My father grew Kale when I was little. He also grew Mustard Greens, Swiss Chard, Spinach and rows and rows of Okra among the vegetables that seem to not be well known. Grew up eating all of them and really enjoy the flavor of most vegetables straight up.
I have eaten Kale, raw Okra and Spinach almost every day for the past 15 years steamed al dente with a little Soy Sauce drizzled on. Though, out of fairness, I tend to eat the exact same thing over and over for years at a time, breakfast and dinner (I don't eat lunch).
Kale is great. It's easy to grow, and can be used for lots of things.
We like to make what I call "hippie chips." Tear kale into small bits and place on a cookie sheet. Lightly drizzle with olive oil, then sprinkle with parmesan cheese. Put in the oven at whatever temperature my wife uses when she does this, and remove once slightly crispy. Delicious!
I have a couple of desert tortoises who have been living in the burrows underneath our sheds for the past 8 years. Most of the year, they're in sort of a hibernation, but once the temps reach the 90s (in May), they'll come out for food every other day until they go back to "hibernation" in September . . . and nothing is more satisfying to a tortoise's belly than fresh crunchy kale.

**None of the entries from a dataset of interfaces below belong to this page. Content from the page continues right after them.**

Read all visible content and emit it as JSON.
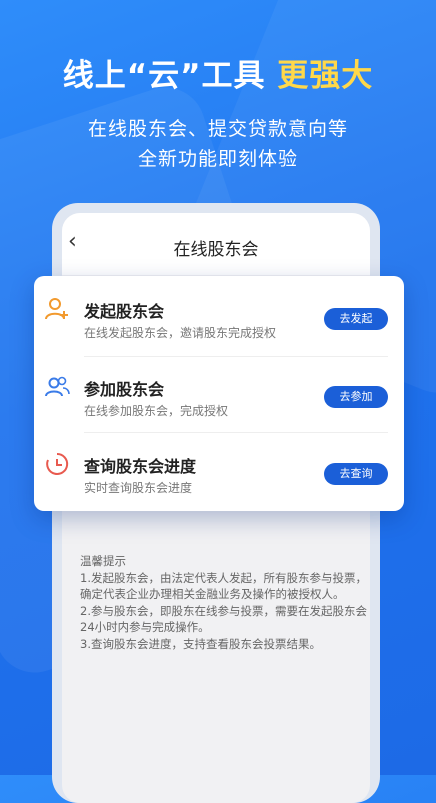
{
  "headline": {
    "part1": "线上“云”工具",
    "accent": "更强大"
  },
  "subtitle": {
    "line1": "在线股东会、提交贷款意向等",
    "line2": "全新功能即刻体验"
  },
  "nav": {
    "back": "‹",
    "title": "在线股东会"
  },
  "items": [
    {
      "title": "发起股东会",
      "desc": "在线发起股东会，邀请股东完成授权",
      "button": "去发起",
      "icon": "user-add-icon",
      "icon_color": "#f29a2e"
    },
    {
      "title": "参加股东会",
      "desc": "在线参加股东会，完成授权",
      "button": "去参加",
      "icon": "users-icon",
      "icon_color": "#3a7be8"
    },
    {
      "title": "查询股东会进度",
      "desc": "实时查询股东会进度",
      "button": "去查询",
      "icon": "clock-icon",
      "icon_color": "#e85a4f"
    }
  ],
  "tips": {
    "title": "温馨提示",
    "lines": [
      "1.发起股东会，由法定代表人发起，所有股东参与投票，确定代表企业办理相关金融业务及操作的被授权人。",
      "2.参与股东会，即股东在线参与投票，需要在发起股东会24小时内参与完成操作。",
      "3.查询股东会进度，支持查看股东会投票结果。"
    ]
  },
  "colors": {
    "background": "#1f73ee",
    "accent": "#ffd84a",
    "button": "#1b5fd8"
  }
}
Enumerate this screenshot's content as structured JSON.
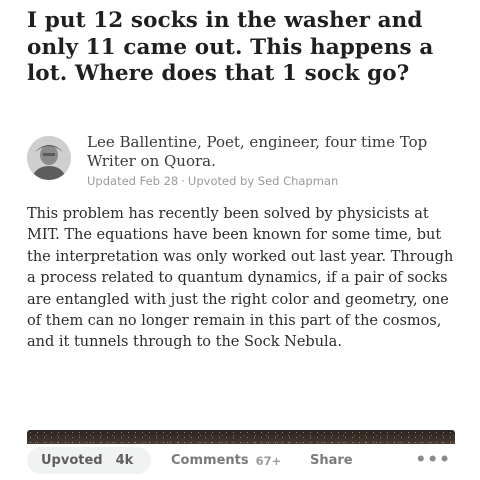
{
  "question": {
    "title": "I put 12 socks in the washer and only 11 came out. This happens a lot. Where does that 1 sock go?"
  },
  "author": {
    "credential": "Lee Ballentine, Poet, engineer, four time Top Writer on Quora.",
    "updated": "Updated Feb 28",
    "separator": "·",
    "upvoted_by": "Upvoted by Sed Chapman",
    "avatar_icon": "user-avatar"
  },
  "answer": {
    "text": "This problem has recently been solved by physicists at MIT. The equations have been known for some time, but the interpretation was only worked out last year. Through a process related to quantum dynamics, if a pair of socks are entangled with just the right color and geometry, one of them can no longer remain in this part of the cosmos, and it tunnels through to the Sock Nebula."
  },
  "actions": {
    "upvote_label": "Upvoted",
    "upvote_count": "4k",
    "comments_label": "Comments",
    "comments_count": "67+",
    "share_label": "Share",
    "more_label": "•••"
  }
}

So . . . I can't say that kale is good for nothing. It seems to be good for beings with hard shells, limited attention spans, and s#@t for brains. ( grin )
When I was a kid, kale was what poor people ate who couldn't afford real food. I secretly liked it, though. Sad to see it's trendy now. A few years from now people are going to look down on me for eating kale (again), but this time because they think I'm too late on a trend.